_WORK TO BE COMPLETED_
Each line of the entries that mentions the string "date" needs to be reported.

_INFORMATION SHOWN_
________________________

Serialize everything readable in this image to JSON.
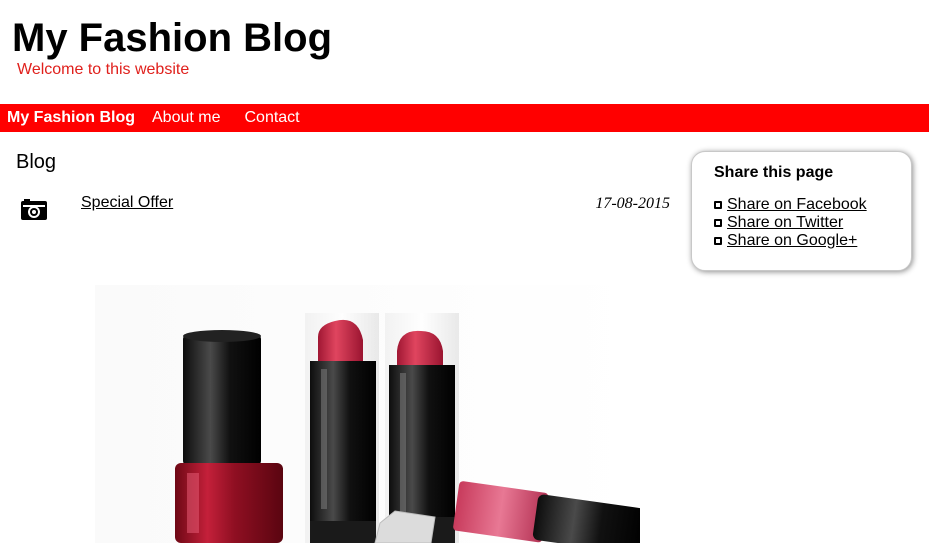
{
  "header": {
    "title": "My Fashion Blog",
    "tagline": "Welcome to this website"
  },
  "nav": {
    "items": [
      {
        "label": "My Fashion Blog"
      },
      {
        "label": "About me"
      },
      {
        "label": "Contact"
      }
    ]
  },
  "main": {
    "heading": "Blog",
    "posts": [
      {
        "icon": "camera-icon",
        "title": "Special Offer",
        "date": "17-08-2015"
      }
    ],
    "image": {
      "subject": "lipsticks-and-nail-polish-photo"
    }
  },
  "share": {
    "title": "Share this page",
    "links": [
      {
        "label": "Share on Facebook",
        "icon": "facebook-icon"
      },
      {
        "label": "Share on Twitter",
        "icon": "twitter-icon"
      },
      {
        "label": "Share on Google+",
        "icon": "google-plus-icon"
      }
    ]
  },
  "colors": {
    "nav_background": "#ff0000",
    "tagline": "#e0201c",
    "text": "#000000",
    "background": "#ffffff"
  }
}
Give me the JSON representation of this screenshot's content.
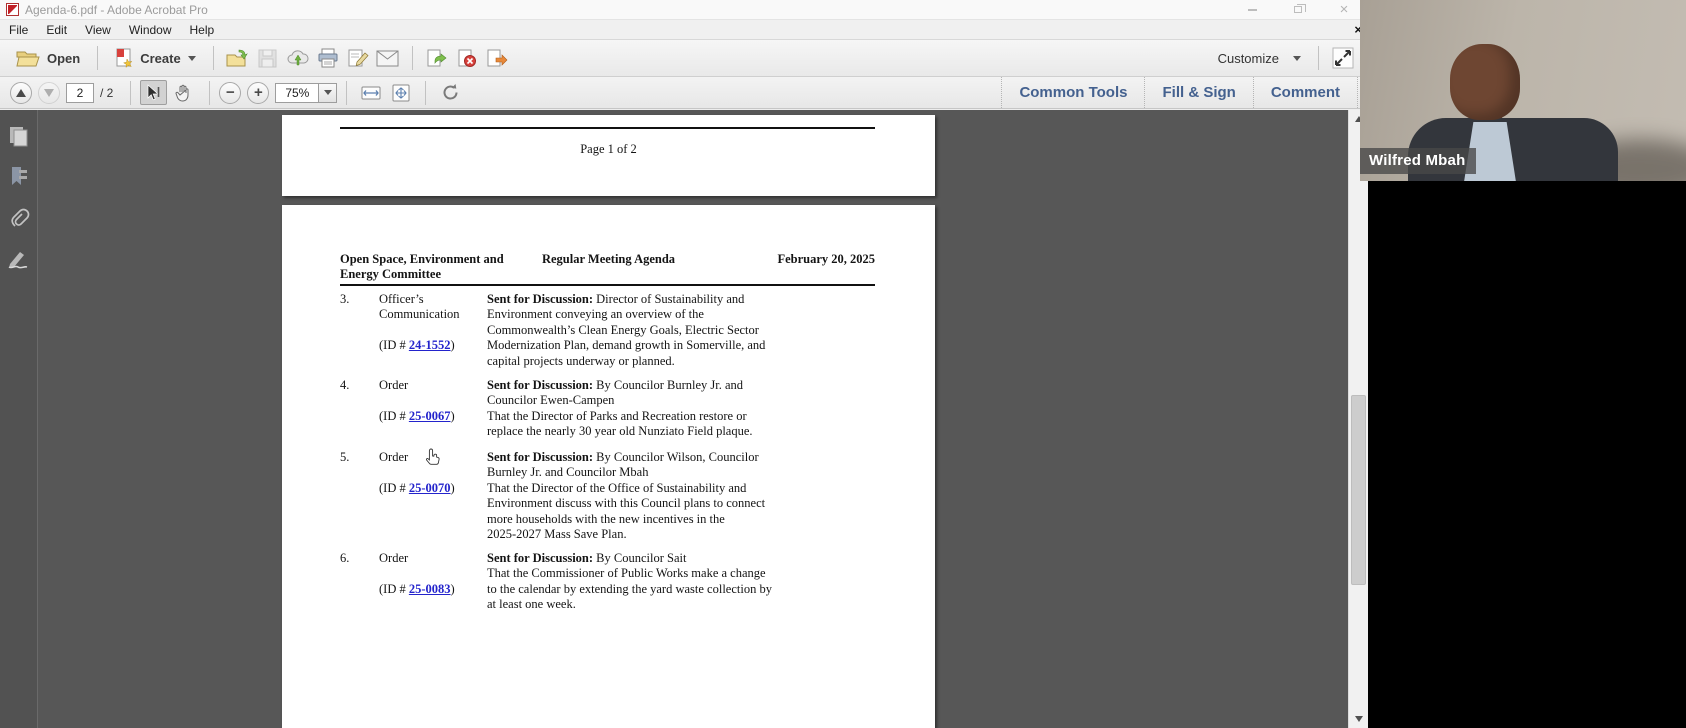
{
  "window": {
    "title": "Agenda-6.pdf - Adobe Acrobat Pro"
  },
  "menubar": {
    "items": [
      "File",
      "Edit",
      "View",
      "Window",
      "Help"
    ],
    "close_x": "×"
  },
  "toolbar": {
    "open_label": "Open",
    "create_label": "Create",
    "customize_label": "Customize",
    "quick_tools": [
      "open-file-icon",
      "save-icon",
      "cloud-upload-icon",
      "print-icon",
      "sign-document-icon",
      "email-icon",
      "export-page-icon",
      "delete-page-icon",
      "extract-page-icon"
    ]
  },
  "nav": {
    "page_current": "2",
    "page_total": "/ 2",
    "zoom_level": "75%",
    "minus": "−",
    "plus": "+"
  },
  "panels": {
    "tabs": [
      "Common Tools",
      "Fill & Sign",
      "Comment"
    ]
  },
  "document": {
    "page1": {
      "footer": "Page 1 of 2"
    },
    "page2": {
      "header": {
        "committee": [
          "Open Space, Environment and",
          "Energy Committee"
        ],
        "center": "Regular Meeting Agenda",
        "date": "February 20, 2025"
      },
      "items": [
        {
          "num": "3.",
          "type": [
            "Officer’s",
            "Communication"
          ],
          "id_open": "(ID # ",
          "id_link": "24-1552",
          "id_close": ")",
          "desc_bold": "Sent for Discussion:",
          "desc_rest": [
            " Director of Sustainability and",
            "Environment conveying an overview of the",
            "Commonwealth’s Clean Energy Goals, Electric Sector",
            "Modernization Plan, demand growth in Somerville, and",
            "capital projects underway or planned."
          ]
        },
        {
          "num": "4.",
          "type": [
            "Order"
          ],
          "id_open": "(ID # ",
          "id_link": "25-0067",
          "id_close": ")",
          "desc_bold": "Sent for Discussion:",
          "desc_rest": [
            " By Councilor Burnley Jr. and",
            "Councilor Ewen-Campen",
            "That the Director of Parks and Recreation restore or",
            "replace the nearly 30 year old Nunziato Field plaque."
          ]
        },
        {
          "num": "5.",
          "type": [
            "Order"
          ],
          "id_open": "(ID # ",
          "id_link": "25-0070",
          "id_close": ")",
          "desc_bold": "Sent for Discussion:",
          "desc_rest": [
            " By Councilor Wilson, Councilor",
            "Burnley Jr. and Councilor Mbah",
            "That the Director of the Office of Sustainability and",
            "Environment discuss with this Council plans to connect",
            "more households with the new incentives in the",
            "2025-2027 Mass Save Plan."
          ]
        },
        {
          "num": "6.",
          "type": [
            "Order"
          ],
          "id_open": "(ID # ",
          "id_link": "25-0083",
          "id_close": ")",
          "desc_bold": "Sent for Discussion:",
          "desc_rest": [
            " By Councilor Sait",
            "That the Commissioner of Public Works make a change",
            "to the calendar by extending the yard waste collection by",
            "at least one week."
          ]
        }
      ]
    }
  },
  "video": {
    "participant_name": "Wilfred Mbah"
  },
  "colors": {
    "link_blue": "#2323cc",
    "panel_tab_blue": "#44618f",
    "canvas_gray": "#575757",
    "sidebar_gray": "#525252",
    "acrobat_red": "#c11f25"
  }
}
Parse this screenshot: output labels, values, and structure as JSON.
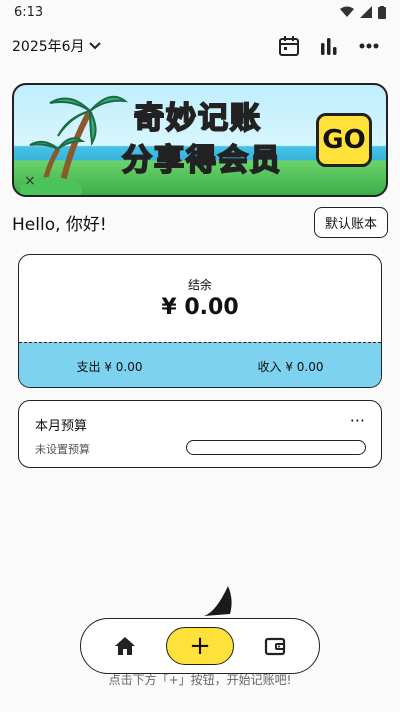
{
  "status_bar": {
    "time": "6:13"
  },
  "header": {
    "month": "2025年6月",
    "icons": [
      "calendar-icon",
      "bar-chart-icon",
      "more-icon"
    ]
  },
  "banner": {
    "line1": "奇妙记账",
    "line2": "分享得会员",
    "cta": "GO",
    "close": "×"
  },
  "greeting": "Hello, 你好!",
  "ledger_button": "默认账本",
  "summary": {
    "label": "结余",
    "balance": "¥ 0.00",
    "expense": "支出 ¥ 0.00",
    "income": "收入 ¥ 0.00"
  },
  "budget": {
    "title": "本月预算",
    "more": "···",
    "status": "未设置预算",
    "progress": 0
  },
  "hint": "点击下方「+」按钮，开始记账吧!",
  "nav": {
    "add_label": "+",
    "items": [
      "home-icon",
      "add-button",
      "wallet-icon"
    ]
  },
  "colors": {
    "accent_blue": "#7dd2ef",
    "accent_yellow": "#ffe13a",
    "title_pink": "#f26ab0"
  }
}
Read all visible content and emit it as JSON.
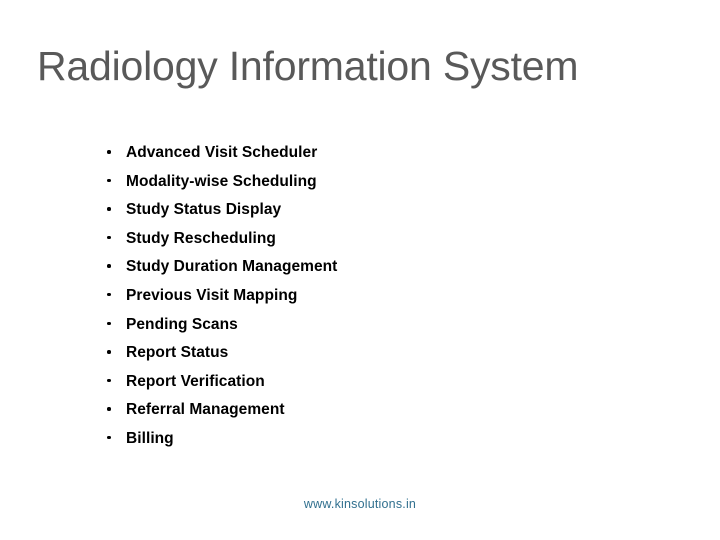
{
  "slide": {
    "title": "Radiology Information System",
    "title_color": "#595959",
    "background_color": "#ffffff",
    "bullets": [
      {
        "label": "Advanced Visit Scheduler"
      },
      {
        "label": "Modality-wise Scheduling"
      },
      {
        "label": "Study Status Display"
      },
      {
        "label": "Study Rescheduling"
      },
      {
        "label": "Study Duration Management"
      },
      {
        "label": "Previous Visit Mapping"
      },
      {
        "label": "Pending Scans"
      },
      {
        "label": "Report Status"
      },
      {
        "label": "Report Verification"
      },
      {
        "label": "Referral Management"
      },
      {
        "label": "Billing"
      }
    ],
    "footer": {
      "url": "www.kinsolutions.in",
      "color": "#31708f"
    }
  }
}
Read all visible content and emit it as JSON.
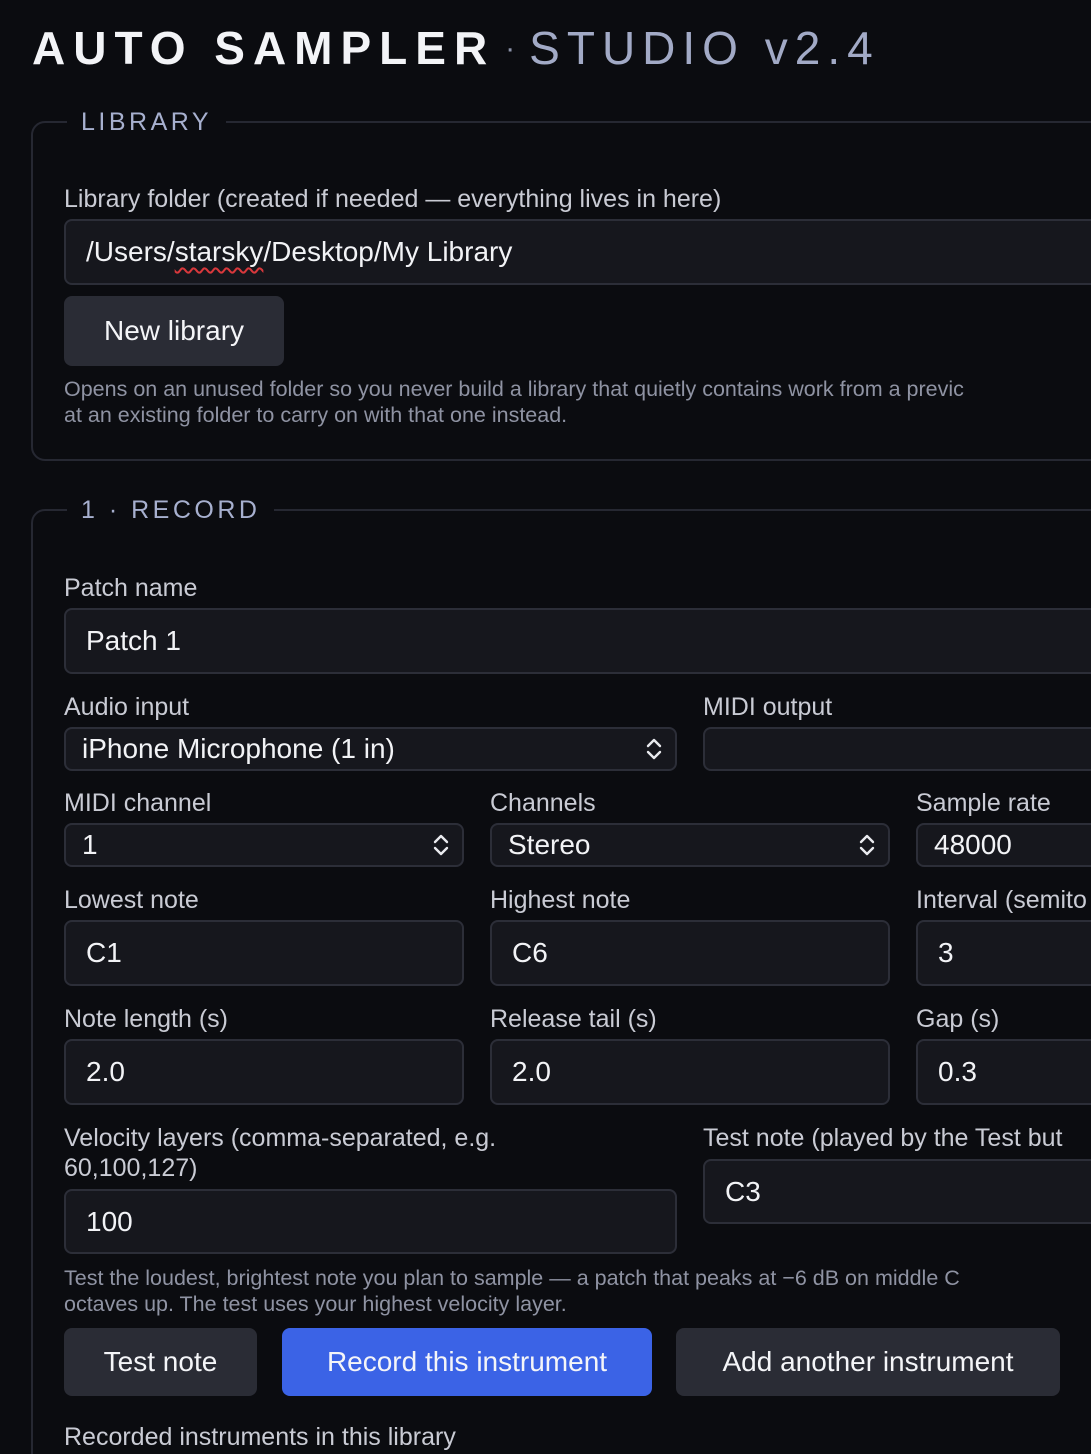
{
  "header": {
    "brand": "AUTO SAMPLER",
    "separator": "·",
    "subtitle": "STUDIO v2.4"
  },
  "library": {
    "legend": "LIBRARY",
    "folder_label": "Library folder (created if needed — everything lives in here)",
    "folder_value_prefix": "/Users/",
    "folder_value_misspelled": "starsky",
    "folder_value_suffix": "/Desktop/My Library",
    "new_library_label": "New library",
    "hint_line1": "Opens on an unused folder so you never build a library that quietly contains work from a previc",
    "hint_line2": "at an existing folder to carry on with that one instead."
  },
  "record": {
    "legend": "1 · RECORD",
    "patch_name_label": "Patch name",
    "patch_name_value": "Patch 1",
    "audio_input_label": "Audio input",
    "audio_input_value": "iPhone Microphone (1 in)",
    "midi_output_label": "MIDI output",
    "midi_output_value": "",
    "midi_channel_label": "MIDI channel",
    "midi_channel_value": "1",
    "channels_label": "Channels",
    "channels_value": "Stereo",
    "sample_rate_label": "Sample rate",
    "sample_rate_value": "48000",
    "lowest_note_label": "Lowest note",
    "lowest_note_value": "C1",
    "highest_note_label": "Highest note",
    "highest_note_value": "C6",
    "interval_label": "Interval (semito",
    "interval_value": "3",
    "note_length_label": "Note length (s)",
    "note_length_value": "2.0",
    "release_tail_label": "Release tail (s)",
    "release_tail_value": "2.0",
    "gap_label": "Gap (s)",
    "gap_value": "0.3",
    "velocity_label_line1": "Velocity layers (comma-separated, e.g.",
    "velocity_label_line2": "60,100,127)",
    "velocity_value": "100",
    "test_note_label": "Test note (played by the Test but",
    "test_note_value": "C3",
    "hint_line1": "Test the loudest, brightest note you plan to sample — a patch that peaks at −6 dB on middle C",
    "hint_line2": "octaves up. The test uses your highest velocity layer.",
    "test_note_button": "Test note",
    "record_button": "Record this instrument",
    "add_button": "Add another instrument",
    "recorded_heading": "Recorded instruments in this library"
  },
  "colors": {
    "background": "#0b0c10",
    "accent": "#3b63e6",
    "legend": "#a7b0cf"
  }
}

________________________

_REPLY TO THE TASK_
        "date": "17-08-2015"
        "date": "February 20, 2025"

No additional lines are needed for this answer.